Robert Wauchope worked in the Nacoochee Valley for almost a year. He never found a single, definite Cherokee artifact or a Cherokee village site. The Native American artifacts were quite similar to those found in Creek heritage sites such as Etowah Mounds and Ocmulgee National Historic Park. What he was surprised to find were dozens of late 16th, 17th and 18th century European artifacts, while digging through alluvial soil to get down to Native American villages and towns. He stated that local farmers also showed him hundreds of such items that their families had plowed up throughout the previous hundred years of Anglo-American occupation.
Spanish trading post and mission

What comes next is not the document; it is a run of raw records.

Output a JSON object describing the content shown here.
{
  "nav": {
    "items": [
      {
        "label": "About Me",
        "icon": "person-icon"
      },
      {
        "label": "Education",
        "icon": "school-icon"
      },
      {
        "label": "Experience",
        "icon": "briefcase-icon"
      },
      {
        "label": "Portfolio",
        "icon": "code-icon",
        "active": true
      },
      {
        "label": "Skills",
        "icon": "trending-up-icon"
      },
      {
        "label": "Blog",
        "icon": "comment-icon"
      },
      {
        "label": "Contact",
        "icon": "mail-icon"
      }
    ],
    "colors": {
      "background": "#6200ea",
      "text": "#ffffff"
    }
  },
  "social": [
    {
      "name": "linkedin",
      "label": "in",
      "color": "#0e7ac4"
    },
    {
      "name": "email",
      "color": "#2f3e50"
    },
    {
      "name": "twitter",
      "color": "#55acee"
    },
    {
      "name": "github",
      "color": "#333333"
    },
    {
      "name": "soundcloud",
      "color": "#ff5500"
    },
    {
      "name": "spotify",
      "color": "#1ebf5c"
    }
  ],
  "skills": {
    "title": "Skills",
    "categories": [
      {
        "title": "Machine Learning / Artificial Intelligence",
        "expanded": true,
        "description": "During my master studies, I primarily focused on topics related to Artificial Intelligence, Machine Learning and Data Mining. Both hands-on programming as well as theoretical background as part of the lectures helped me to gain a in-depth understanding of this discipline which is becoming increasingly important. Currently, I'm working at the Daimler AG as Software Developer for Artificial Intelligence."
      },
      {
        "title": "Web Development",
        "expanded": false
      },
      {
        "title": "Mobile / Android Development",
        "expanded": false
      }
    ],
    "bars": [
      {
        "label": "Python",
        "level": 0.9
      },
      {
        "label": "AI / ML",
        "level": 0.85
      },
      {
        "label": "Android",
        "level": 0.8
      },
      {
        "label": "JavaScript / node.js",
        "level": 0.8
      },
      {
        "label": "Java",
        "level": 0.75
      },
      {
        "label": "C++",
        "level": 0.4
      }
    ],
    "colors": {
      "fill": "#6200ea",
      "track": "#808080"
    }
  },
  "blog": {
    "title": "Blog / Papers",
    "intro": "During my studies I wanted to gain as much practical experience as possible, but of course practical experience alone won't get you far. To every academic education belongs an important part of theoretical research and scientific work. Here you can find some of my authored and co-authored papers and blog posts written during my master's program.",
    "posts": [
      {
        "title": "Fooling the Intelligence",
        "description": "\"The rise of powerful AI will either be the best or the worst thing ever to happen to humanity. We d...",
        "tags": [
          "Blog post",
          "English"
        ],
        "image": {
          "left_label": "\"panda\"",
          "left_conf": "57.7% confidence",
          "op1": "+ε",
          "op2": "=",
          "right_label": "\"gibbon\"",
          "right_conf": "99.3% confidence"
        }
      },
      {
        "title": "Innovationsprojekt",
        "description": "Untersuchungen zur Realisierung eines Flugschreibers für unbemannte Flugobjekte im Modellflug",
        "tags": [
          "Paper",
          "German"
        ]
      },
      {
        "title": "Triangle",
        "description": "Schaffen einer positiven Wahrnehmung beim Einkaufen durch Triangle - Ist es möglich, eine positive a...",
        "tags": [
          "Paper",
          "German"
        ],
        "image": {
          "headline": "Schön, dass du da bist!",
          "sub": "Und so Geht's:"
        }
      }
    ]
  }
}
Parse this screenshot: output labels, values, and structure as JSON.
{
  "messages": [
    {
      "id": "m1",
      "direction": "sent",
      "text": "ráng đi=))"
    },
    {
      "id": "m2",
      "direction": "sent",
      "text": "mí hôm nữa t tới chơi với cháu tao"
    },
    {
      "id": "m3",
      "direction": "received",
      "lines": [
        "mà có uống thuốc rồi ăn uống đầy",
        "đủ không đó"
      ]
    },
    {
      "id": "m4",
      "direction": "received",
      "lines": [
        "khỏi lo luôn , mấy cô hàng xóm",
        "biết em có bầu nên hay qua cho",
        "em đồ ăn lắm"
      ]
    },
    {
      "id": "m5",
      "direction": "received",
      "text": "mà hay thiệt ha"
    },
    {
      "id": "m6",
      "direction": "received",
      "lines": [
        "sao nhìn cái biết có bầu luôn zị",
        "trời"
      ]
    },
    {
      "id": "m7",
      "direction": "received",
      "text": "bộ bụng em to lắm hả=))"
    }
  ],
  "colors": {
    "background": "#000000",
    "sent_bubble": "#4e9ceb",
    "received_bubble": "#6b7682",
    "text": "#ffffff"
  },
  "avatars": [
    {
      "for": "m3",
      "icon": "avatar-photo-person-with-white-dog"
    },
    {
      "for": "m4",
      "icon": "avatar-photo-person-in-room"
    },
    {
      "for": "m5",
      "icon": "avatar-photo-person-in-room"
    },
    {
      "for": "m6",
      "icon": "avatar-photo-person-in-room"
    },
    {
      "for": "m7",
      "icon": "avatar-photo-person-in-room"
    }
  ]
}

In his ten chapters on what is now Georgia within Histoire naturelle et morale des îles Antilles de l’Amérique, Charles de Rochefort wrote that English explorer Richard Brigstock had spent much of the year 1653 in what is now northern Georgia and the area around Franklin, NC. He mentioned that there was a Spanish trading post and mission near the Capital of Apalache. The Apalachete elite had been converted Protestant Christianity by survivors of Fort Caroline, but got along well with the Spanish at the trading post and mission, because the Apalachete were profiting from the Spanish gold and gem miners.
The Florida State History textbook tells us that in 1646, Governor Benito Ruíz de Salazar Vallecilla ordered construction of a road between St. Augustine and the headwaters of the Chattahoochee River, where a fortified trading post was built. The purpose was to stimulate trade with the Apalachen Confederacy, whose capital was located there. The trading post functioned until the Queen Anne’s War (1702) when the fort was destroyed by Carolina Militia and their Indian allies.
The Virginia Commonwealth History textbook tells us that after operating a wine exporting business in Spain for five years Edward Blount and his wife migrated to Virginia in 1646. Upon arriving in Jamestown, Blount met privately with Governor William Berkeley (a fellow Royalist) then immediately departed for the southern tip of the Appalachian Mountains to look after a business investment. Hint: The Nacoochee Valley is at the southern tip of the Appalachians and Richard Brigstock was a cousin of Edward Blount.
The North Carolina State History textbook tells us that shortly after immigrating to Virginia in 1746, Edward Blount was anxious to learn more about the Cherokees and so traveled southward to western North Carolina to meet with several Great Cherokee chiefs. Hint: French and Dutch maps show the Cherokees living in New France until after 1649. The first map to show the Cherokees living in the Southeast was drawn in 1715. Earlier maps showed western North Carolina occupied by Creek, Shawnee and Uchee towns.
The Georgia State History textbook jumps from the De Soto Expedition in 1540 to a brief mention of the Spanish missions on the coast of Georgia to the construction of Fort King George at the mouth of the Altamaha River in 1721. There were actually more missions and more mission Indians in Georgia than there ever were in California! The book then explains that according to Professor Charles Hudson, who taught anthropology at the University of Georgia in the late 20th century, virtually nothing is known about the peoples and events within the interior of the Southeast between 1567 and the early 1700s.
Near Visible Light Infrared Analysis
Whether or not a Spanish fort and trading post were constructed at a former bend in the river on the road leading to the capital (upper section of photo) can only be determined by an archaeological excavation. However, the concentration of dark, carbon-bearing materials at this location suggest that there would be many man-made materials here.